All of the listing is to be written out word for word, with the pictures left out.

Given data Block Start

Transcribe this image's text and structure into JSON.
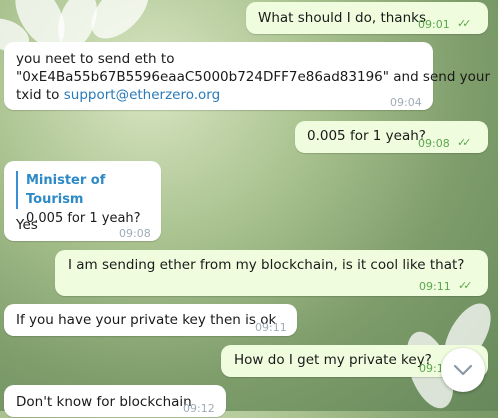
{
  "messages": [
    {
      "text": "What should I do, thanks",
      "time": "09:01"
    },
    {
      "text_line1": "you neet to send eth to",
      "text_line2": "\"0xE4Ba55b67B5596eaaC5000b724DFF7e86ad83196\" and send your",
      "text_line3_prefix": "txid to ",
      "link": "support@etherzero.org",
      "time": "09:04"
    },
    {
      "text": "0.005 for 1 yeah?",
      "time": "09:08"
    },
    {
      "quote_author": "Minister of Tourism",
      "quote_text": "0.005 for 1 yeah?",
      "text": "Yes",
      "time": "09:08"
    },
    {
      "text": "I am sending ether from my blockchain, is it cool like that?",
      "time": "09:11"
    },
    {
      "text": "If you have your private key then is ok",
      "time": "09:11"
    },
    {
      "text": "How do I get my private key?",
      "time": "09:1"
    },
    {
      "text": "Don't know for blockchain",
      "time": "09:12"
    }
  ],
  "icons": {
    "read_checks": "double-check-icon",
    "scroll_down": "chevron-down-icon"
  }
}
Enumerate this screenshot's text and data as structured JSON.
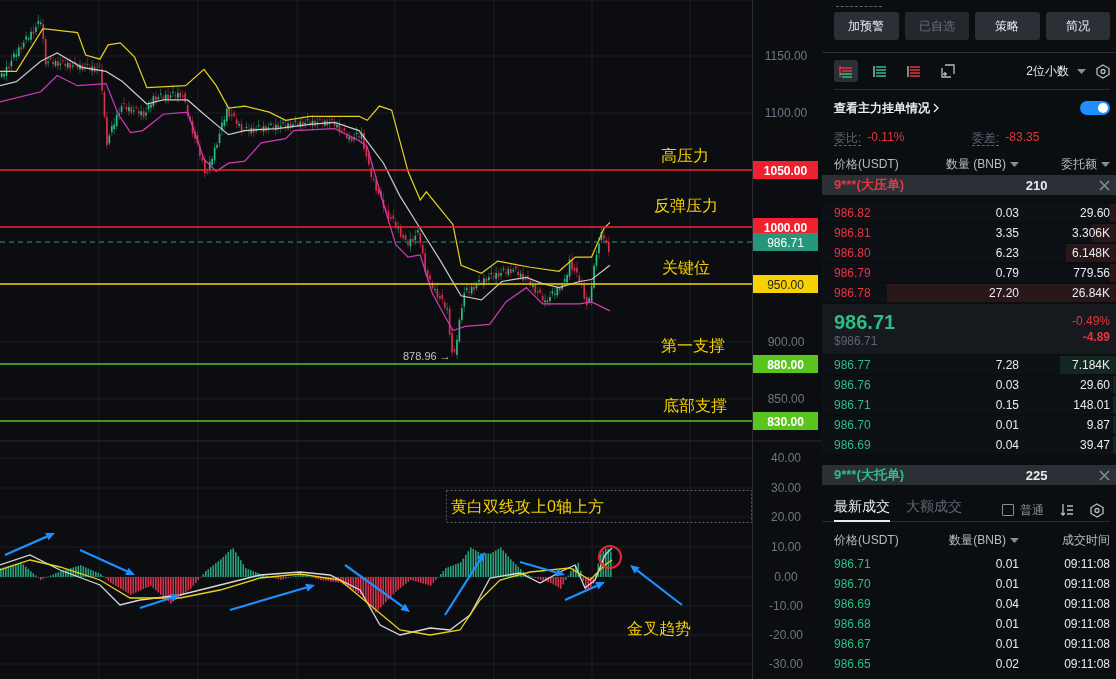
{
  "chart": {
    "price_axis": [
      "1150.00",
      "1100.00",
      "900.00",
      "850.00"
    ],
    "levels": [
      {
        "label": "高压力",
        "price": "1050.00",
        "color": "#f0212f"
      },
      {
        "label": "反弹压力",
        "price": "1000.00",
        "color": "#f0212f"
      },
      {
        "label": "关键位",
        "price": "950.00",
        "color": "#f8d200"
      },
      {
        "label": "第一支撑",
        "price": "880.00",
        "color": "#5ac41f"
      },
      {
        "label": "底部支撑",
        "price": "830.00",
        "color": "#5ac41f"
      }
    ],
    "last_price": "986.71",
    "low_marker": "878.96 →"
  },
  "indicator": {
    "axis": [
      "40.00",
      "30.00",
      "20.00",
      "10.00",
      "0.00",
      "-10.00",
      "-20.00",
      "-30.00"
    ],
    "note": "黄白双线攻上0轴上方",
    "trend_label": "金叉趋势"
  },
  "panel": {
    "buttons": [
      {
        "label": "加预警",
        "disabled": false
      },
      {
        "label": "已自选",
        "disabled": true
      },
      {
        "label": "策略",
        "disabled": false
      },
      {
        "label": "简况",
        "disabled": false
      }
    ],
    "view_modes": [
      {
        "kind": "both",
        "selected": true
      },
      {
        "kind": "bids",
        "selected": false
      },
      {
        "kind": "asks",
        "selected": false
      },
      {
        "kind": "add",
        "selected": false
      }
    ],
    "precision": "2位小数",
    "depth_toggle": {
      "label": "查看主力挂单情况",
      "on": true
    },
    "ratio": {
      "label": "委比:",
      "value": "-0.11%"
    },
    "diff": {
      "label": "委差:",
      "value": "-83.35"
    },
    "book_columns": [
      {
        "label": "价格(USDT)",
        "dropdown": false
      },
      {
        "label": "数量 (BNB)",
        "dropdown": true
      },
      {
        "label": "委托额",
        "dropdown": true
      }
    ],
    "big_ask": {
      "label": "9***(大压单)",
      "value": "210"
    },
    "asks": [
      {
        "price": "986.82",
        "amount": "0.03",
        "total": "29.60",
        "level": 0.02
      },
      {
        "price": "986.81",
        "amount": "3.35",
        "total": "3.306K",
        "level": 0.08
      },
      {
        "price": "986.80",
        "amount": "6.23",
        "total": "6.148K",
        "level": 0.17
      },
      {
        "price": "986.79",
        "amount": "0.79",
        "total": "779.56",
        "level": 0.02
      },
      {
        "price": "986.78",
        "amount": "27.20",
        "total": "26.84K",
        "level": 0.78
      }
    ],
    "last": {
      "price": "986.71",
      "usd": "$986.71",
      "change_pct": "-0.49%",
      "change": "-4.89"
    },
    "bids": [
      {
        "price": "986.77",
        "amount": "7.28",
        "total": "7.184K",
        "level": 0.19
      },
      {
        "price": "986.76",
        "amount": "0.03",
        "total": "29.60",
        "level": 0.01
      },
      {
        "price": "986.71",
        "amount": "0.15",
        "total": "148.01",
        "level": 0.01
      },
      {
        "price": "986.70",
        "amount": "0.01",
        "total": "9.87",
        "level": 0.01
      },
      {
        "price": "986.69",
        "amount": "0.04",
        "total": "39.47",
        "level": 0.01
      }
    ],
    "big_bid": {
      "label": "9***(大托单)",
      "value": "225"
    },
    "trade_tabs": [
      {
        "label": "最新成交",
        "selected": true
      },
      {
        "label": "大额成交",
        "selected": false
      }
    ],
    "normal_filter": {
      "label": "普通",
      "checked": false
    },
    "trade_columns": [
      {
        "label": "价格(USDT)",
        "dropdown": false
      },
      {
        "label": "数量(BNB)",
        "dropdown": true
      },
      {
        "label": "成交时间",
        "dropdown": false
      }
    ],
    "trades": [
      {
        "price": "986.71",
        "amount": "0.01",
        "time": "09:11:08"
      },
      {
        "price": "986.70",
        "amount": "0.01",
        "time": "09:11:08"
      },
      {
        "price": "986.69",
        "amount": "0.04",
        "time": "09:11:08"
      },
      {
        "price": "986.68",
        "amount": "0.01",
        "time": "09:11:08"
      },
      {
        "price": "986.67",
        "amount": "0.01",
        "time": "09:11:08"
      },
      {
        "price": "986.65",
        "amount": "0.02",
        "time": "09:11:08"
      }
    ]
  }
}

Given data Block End

= Answer to this problem =
Transcribe this image's text and structure into JSON.
{
  "messages": [
    {
      "text": "What should I do, thanks",
      "time": "09:01"
    },
    {
      "text_line1": "you neet to send eth to",
      "text_line2": "\"0xE4Ba55b67B5596eaaC5000b724DFF7e86ad83196\" and send your",
      "text_line3_prefix": "txid to ",
      "link": "support@etherzero.org",
      "time": "09:04"
    },
    {
      "text": "0.005 for 1 yeah?",
      "time": "09:08"
    },
    {
      "quote_author": "Minister of Tourism",
      "quote_text": "0.005 for 1 yeah?",
      "text": "Yes",
      "time": "09:08"
    },
    {
      "text": "I am sending ether from my blockchain, is it cool like that?",
      "time": "09:11"
    },
    {
      "text": "If you have your private key then is ok",
      "time": "09:11"
    },
    {
      "text": "How do I get my private key?",
      "time": "09:1"
    },
    {
      "text": "Don't know for blockchain",
      "time": "09:12"
    }
  ],
  "icons": {
    "read_checks": "double-check-icon",
    "scroll_down": "chevron-down-icon"
  }
}
Enumerate this screenshot's text and data as structured JSON.
{
  "chart": {
    "price_axis": [
      "1150.00",
      "1100.00",
      "900.00",
      "850.00"
    ],
    "levels": [
      {
        "label": "高压力",
        "price": "1050.00",
        "color": "#f0212f"
      },
      {
        "label": "反弹压力",
        "price": "1000.00",
        "color": "#f0212f"
      },
      {
        "label": "关键位",
        "price": "950.00",
        "color": "#f8d200"
      },
      {
        "label": "第一支撑",
        "price": "880.00",
        "color": "#5ac41f"
      },
      {
        "label": "底部支撑",
        "price": "830.00",
        "color": "#5ac41f"
      }
    ],
    "last_price": "986.71",
    "low_marker": "878.96 →"
  },
  "indicator": {
    "axis": [
      "40.00",
      "30.00",
      "20.00",
      "10.00",
      "0.00",
      "-10.00",
      "-20.00",
      "-30.00"
    ],
    "note": "黄白双线攻上0轴上方",
    "trend_label": "金叉趋势"
  },
  "panel": {
    "buttons": [
      {
        "label": "加预警",
        "disabled": false
      },
      {
        "label": "已自选",
        "disabled": true
      },
      {
        "label": "策略",
        "disabled": false
      },
      {
        "label": "简况",
        "disabled": false
      }
    ],
    "view_modes": [
      {
        "kind": "both",
        "selected": true
      },
      {
        "kind": "bids",
        "selected": false
      },
      {
        "kind": "asks",
        "selected": false
      },
      {
        "kind": "add",
        "selected": false
      }
    ],
    "precision": "2位小数",
    "depth_toggle": {
      "label": "查看主力挂单情况",
      "on": true
    },
    "ratio": {
      "label": "委比:",
      "value": "-0.11%"
    },
    "diff": {
      "label": "委差:",
      "value": "-83.35"
    },
    "book_columns": [
      {
        "label": "价格(USDT)",
        "dropdown": false
      },
      {
        "label": "数量 (BNB)",
        "dropdown": true
      },
      {
        "label": "委托额",
        "dropdown": true
      }
    ],
    "big_ask": {
      "label": "9***(大压单)",
      "value": "210"
    },
    "asks": [
      {
        "price": "986.82",
        "amount": "0.03",
        "total": "29.60",
        "level": 0.02
      },
      {
        "price": "986.81",
        "amount": "3.35",
        "total": "3.306K",
        "level": 0.08
      },
      {
        "price": "986.80",
        "amount": "6.23",
        "total": "6.148K",
        "level": 0.17
      },
      {
        "price": "986.79",
        "amount": "0.79",
        "total": "779.56",
        "level": 0.02
      },
      {
        "price": "986.78",
        "amount": "27.20",
        "total": "26.84K",
        "level": 0.78
      }
    ],
    "last": {
      "price": "986.71",
      "usd": "$986.71",
      "change_pct": "-0.49%",
      "change": "-4.89"
    },
    "bids": [
      {
        "price": "986.77",
        "amount": "7.28",
        "total": "7.184K",
        "level": 0.19
      },
      {
        "price": "986.76",
        "amount": "0.03",
        "total": "29.60",
        "level": 0.01
      },
      {
        "price": "986.71",
        "amount": "0.15",
        "total": "148.01",
        "level": 0.01
      },
      {
        "price": "986.70",
        "amount": "0.01",
        "total": "9.87",
        "level": 0.01
      },
      {
        "price": "986.69",
        "amount": "0.04",
        "total": "39.47",
        "level": 0.01
      }
    ],
    "big_bid": {
      "label": "9***(大托单)",
      "value": "225"
    },
    "trade_tabs": [
      {
        "label": "最新成交",
        "selected": true
      },
      {
        "label": "大额成交",
        "selected": false
      }
    ],
    "normal_filter": {
      "label": "普通",
      "checked": false
    },
    "trade_columns": [
      {
        "label": "价格(USDT)",
        "dropdown": false
      },
      {
        "label": "数量(BNB)",
        "dropdown": true
      },
      {
        "label": "成交时间",
        "dropdown": false
      }
    ],
    "trades": [
      {
        "price": "986.71",
        "amount": "0.01",
        "time": "09:11:08"
      },
      {
        "price": "986.70",
        "amount": "0.01",
        "time": "09:11:08"
      },
      {
        "price": "986.69",
        "amount": "0.04",
        "time": "09:11:08"
      },
      {
        "price": "986.68",
        "amount": "0.01",
        "time": "09:11:08"
      },
      {
        "price": "986.67",
        "amount": "0.01",
        "time": "09:11:08"
      },
      {
        "price": "986.65",
        "amount": "0.02",
        "time": "09:11:08"
      }
    ]
  }
}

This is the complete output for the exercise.